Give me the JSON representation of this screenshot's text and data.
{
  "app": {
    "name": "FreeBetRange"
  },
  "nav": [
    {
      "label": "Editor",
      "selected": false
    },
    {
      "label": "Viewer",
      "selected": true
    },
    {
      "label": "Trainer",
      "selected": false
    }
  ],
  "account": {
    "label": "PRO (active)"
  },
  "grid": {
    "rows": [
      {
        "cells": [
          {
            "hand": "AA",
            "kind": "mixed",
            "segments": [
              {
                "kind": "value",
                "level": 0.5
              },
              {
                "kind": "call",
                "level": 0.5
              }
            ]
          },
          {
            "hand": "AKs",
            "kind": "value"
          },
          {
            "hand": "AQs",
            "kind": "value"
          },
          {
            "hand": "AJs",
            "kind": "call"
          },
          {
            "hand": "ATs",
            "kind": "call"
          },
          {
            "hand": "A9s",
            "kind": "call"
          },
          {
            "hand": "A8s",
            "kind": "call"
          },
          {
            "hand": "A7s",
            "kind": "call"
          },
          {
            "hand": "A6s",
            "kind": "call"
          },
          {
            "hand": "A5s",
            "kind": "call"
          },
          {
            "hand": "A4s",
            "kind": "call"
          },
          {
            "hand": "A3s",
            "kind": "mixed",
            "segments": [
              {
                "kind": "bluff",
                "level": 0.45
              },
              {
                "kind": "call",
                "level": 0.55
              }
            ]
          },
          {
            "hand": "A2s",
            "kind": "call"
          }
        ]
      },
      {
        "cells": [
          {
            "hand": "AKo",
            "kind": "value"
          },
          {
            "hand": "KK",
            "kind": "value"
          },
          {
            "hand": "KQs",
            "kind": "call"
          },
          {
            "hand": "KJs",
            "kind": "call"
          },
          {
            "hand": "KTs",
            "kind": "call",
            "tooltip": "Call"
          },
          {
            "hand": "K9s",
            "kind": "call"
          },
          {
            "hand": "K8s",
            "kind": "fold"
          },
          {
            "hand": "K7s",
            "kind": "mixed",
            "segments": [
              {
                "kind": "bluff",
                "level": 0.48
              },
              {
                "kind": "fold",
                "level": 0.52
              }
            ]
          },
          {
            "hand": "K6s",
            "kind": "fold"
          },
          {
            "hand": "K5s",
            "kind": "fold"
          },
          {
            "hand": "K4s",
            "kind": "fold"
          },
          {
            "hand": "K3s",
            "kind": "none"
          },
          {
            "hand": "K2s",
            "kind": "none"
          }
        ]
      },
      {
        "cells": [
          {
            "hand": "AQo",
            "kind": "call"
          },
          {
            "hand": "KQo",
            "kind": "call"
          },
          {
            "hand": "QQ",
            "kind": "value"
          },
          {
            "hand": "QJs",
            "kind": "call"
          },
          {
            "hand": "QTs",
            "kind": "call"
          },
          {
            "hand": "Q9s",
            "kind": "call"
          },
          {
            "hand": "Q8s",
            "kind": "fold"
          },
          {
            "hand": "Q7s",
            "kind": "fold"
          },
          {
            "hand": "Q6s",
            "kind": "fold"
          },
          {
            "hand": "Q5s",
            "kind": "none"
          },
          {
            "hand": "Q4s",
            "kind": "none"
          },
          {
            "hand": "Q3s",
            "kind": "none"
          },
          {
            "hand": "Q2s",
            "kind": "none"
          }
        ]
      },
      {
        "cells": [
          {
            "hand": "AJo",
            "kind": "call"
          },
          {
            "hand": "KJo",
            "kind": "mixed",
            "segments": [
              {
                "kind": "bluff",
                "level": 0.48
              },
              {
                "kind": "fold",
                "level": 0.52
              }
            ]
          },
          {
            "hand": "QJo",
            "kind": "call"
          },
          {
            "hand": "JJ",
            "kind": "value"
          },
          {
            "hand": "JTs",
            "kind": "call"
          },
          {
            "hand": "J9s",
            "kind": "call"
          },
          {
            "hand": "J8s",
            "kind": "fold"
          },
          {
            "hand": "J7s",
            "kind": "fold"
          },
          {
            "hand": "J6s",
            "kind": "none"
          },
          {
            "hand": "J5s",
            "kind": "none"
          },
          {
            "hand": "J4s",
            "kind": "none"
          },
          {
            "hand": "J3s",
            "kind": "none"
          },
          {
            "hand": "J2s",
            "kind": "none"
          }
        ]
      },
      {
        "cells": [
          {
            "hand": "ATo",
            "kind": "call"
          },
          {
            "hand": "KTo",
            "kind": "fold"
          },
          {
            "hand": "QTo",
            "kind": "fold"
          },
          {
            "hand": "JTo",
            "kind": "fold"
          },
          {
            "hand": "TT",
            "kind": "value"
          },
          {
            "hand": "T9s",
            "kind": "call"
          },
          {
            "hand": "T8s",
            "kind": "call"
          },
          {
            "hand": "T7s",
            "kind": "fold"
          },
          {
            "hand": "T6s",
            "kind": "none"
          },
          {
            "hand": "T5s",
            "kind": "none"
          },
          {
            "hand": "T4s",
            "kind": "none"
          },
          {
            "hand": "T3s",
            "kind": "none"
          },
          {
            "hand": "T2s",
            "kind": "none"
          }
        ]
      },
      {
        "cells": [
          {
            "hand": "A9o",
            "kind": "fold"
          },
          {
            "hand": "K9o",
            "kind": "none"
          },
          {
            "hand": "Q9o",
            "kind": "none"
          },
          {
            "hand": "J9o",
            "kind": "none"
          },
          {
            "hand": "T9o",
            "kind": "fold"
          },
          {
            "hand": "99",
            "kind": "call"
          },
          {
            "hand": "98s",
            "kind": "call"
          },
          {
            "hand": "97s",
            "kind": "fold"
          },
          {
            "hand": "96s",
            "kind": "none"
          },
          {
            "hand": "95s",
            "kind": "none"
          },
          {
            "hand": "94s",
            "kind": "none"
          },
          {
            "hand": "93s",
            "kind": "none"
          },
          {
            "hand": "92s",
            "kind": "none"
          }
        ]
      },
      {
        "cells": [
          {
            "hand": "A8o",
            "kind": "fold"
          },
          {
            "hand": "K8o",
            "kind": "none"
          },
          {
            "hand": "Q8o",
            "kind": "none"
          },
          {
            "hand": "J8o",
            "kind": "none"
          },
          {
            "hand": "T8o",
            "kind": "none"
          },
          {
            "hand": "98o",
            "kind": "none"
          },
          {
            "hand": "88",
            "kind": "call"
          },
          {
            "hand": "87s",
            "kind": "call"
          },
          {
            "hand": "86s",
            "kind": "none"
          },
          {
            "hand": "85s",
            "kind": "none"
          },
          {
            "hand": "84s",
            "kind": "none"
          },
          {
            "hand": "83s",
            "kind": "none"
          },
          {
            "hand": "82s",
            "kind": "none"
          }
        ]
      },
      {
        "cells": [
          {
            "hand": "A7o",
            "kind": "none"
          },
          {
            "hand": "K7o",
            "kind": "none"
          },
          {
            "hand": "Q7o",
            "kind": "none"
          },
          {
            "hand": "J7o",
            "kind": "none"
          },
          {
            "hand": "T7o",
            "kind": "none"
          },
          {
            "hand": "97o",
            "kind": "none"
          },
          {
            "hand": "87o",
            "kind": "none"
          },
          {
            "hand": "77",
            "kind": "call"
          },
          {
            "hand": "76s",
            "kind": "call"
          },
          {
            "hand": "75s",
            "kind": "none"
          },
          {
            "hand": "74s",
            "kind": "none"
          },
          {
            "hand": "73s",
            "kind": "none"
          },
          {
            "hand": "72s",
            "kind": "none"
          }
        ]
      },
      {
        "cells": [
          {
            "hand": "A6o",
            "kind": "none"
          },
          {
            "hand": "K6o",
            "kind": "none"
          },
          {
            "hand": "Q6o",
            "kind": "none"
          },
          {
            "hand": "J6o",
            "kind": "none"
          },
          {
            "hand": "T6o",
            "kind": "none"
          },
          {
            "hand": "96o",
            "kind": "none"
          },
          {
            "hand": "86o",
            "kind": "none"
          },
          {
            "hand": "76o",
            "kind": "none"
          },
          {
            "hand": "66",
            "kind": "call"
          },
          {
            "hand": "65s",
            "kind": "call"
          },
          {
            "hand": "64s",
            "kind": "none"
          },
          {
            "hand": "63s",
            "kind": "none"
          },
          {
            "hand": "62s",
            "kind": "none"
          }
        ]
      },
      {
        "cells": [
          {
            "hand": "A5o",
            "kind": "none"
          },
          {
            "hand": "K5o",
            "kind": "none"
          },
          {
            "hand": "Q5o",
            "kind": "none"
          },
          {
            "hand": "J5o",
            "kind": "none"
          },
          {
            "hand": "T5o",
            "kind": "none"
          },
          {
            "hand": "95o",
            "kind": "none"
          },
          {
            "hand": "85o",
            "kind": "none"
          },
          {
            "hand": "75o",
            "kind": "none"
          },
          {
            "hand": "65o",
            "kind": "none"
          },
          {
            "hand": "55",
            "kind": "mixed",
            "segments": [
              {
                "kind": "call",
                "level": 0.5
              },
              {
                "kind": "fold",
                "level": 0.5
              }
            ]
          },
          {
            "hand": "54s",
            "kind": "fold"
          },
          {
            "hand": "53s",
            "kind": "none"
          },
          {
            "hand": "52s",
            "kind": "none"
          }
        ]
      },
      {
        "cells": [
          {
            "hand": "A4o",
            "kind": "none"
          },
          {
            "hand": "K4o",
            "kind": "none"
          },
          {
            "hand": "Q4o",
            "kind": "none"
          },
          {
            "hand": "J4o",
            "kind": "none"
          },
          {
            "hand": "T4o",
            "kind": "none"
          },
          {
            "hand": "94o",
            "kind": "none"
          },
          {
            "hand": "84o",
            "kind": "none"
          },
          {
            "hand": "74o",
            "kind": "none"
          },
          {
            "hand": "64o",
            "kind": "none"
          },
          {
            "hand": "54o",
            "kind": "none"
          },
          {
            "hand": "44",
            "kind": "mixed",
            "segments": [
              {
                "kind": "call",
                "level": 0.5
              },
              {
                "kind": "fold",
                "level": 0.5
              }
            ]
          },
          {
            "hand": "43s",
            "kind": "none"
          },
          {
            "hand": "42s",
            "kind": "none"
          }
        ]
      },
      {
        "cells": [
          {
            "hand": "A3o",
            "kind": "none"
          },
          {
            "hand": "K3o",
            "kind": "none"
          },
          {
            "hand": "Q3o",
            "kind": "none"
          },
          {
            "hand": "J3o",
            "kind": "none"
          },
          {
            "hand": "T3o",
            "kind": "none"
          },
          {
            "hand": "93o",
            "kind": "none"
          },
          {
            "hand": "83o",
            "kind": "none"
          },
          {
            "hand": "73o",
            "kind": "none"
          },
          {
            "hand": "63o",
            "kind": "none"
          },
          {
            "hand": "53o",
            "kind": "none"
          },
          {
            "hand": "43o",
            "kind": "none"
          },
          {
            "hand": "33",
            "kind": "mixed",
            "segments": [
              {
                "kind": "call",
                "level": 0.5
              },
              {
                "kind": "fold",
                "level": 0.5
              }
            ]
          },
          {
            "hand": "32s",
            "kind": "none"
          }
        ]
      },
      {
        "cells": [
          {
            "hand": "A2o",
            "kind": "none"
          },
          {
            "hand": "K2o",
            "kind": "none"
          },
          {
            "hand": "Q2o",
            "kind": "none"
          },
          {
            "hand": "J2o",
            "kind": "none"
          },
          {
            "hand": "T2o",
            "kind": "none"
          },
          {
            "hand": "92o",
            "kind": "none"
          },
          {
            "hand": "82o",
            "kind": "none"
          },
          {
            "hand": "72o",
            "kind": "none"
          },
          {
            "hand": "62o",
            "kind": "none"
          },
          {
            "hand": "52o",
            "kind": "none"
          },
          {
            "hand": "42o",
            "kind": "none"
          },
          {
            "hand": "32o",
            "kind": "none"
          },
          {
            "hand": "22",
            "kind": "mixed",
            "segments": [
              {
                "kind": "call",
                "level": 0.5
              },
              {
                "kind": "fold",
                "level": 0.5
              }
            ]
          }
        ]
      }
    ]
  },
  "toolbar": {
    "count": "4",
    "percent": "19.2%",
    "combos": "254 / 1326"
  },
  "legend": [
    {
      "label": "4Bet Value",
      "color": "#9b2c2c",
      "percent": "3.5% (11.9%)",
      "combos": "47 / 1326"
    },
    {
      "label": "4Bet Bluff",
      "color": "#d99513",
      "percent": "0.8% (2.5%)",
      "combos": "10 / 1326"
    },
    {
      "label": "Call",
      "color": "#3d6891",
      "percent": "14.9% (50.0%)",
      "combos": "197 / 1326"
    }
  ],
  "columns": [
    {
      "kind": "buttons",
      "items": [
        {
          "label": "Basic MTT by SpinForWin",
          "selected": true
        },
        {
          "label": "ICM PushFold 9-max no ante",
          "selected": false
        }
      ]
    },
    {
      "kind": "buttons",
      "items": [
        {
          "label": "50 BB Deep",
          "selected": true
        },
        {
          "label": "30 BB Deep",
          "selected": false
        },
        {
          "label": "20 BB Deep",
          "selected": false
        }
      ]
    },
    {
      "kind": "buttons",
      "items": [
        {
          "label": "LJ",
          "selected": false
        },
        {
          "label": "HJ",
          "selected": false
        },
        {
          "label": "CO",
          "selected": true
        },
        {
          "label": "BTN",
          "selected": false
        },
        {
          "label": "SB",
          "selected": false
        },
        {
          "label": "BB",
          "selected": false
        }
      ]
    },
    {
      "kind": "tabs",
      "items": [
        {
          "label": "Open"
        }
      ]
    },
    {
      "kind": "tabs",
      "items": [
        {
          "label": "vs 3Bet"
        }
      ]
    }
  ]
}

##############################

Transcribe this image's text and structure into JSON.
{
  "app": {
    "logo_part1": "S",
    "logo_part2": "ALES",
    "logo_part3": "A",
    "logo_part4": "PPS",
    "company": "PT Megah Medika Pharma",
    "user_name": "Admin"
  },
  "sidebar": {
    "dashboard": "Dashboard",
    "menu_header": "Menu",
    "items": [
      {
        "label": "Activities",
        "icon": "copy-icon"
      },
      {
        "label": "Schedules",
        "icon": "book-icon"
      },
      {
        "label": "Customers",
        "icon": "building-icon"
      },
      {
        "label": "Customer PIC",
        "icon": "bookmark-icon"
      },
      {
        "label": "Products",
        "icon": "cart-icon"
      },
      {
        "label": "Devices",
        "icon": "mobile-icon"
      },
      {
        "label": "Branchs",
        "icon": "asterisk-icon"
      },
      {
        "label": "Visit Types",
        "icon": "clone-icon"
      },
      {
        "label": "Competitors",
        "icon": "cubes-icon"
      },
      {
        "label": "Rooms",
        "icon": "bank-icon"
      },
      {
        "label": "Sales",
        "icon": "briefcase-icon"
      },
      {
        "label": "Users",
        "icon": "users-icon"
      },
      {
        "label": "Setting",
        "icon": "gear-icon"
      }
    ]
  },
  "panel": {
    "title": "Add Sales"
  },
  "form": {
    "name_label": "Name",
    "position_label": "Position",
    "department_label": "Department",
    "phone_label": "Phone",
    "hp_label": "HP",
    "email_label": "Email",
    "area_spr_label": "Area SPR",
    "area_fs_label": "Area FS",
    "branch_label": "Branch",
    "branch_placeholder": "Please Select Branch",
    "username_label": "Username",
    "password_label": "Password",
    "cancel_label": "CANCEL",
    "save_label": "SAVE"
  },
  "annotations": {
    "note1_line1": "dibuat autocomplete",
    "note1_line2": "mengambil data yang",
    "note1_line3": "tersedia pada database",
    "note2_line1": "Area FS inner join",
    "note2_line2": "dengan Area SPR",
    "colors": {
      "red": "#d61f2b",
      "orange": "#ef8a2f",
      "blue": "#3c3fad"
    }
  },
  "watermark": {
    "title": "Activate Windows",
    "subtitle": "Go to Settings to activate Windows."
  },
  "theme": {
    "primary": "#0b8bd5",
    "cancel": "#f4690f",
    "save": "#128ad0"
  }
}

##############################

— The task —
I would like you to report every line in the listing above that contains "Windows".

— Expected answer —
    "title": "Activate Windows",
    "subtitle": "Go to Settings to activate Windows."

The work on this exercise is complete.